TRY IT: Wherever the word "Panel" occurs in the listing below, copy that whole line.

THE INPUT:
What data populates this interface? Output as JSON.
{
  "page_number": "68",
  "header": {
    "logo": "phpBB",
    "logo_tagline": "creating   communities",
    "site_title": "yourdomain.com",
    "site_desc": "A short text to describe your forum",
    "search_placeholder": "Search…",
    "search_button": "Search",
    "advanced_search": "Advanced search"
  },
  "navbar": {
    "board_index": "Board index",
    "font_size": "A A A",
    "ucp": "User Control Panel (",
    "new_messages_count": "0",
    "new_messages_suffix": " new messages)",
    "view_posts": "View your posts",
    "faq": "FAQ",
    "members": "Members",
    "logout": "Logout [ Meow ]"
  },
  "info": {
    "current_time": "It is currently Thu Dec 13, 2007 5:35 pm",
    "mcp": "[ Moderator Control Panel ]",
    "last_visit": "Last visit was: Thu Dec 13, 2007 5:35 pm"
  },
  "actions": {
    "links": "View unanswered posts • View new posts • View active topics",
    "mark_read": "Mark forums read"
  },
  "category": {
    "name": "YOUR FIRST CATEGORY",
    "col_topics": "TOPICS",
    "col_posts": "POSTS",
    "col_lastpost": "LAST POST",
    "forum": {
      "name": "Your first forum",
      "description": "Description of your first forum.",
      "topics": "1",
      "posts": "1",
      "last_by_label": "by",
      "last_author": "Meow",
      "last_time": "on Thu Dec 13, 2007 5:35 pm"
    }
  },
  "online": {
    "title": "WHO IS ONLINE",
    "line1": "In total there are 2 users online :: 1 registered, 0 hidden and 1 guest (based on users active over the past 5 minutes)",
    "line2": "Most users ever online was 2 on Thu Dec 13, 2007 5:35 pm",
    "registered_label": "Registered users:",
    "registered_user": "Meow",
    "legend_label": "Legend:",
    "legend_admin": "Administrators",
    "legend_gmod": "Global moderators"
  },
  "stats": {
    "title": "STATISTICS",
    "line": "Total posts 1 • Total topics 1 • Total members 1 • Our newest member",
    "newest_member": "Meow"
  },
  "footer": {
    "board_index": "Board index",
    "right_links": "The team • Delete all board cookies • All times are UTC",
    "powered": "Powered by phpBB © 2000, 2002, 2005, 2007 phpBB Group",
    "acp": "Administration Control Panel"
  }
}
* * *
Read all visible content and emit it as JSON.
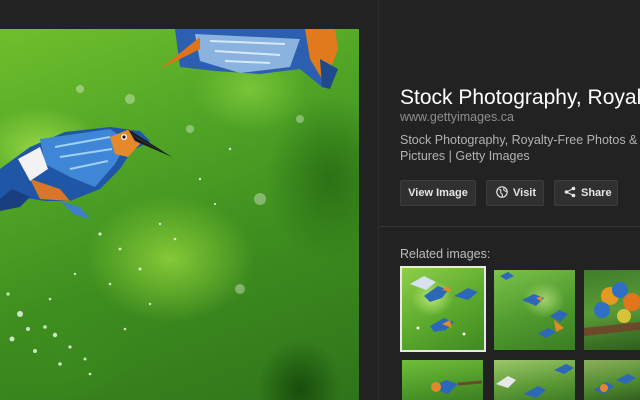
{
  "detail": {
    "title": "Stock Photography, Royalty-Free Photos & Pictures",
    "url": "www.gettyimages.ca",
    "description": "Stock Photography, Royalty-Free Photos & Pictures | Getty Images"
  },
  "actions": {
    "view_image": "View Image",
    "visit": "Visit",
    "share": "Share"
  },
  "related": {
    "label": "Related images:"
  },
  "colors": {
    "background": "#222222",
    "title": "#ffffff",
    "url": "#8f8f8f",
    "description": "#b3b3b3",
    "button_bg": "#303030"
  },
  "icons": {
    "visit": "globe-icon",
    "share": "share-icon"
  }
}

ANSWER AREA:
    "ucp": "User Control Panel (",
    "mcp": "[ Moderator Control Panel ]",
    "acp": "Administration Control Panel"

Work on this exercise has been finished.